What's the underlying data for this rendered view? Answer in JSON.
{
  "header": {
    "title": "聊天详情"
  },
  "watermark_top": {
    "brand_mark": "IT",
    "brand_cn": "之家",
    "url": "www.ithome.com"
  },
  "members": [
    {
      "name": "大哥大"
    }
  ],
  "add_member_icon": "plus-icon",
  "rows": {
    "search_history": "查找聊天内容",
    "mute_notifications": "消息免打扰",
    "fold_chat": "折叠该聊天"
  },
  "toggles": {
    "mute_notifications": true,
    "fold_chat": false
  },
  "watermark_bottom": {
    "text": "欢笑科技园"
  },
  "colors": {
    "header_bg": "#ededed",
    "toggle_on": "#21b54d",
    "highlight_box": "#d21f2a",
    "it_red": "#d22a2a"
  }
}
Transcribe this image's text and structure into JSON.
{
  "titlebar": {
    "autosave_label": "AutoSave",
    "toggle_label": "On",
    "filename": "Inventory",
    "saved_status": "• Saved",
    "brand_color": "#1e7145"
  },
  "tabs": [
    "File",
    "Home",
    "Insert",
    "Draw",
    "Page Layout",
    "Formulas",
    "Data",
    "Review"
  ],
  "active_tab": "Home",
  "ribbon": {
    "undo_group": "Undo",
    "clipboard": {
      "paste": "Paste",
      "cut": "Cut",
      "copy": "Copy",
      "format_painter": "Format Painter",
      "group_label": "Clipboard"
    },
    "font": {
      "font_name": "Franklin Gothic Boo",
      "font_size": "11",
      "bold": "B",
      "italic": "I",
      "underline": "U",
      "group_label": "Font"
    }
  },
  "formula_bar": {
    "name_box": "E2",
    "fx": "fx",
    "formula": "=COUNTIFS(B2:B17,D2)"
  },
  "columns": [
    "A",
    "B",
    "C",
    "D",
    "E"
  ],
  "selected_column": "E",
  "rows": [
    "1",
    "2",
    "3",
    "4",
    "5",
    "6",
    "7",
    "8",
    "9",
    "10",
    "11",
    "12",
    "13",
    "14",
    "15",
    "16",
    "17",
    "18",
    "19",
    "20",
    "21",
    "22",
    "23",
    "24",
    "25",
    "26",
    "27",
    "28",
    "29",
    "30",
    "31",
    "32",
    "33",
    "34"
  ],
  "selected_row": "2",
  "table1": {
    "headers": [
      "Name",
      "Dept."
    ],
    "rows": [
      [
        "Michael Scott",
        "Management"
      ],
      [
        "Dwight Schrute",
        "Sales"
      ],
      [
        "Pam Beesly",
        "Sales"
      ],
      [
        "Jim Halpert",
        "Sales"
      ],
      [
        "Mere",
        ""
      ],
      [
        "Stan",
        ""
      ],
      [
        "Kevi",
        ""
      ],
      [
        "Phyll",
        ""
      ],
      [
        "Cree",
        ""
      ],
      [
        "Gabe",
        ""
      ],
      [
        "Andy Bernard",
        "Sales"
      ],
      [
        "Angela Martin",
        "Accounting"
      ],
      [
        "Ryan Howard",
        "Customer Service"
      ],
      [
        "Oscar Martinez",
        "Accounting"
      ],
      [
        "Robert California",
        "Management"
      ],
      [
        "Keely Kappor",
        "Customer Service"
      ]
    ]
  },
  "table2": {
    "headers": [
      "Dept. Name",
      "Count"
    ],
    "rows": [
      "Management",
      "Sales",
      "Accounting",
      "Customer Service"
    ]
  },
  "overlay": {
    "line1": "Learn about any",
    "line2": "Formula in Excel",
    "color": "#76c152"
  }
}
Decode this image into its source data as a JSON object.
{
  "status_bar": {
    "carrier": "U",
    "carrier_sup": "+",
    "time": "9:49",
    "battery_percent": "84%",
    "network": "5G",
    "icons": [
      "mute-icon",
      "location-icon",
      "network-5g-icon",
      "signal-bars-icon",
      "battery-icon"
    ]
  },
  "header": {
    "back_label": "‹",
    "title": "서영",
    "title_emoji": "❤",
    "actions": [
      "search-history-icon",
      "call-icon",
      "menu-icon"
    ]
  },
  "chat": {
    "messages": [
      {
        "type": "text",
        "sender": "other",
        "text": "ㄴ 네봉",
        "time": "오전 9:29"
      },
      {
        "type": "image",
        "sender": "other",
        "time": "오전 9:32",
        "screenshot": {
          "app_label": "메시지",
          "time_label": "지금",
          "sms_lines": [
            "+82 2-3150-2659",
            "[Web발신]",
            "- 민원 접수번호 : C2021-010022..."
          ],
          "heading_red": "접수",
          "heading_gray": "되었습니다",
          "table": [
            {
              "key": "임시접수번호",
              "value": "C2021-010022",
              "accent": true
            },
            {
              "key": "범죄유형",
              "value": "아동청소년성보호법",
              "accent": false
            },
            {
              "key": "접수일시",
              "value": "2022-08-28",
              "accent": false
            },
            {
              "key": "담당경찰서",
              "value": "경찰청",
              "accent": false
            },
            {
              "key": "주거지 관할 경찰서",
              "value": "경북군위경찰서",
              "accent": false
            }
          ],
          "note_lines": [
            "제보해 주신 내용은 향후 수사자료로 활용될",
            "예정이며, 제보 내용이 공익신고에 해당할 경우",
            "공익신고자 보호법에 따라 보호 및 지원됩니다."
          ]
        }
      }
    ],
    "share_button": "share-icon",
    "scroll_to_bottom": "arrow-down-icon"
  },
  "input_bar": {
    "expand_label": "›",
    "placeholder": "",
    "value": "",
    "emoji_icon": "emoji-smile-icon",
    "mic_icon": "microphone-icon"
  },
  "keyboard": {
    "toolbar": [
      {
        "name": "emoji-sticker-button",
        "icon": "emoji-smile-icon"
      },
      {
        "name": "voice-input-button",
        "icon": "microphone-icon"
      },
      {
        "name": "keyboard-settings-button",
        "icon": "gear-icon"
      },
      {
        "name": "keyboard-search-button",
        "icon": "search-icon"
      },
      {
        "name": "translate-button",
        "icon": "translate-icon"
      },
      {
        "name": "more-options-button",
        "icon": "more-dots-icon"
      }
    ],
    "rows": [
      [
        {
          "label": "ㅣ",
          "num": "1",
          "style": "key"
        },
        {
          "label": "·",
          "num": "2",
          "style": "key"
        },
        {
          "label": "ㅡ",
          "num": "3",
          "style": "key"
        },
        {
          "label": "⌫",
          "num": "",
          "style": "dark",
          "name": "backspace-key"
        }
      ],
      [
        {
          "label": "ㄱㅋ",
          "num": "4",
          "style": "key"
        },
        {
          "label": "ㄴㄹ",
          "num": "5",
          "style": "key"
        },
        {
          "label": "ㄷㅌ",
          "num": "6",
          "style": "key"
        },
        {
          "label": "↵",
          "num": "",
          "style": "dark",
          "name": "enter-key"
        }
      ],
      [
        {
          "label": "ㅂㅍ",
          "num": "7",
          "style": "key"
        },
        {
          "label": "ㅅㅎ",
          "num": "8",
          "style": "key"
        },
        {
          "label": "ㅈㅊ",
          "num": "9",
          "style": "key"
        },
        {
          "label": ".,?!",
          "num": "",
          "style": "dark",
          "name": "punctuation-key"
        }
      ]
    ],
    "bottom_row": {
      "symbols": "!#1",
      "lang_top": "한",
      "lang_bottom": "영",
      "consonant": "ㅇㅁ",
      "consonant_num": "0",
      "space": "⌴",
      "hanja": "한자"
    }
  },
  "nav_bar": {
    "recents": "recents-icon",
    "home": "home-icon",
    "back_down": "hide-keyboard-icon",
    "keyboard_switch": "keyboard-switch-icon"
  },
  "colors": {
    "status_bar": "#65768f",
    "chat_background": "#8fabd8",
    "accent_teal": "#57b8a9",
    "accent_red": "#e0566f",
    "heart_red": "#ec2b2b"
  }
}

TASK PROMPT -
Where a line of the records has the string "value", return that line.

ANSWER TO THIS EXERCISE -
              "value": "C2021-010022",
              "value": "아동청소년성보호법",
              "value": "2022-08-28",
              "value": "경찰청",
              "value": "경북군위경찰서",
    "value": "",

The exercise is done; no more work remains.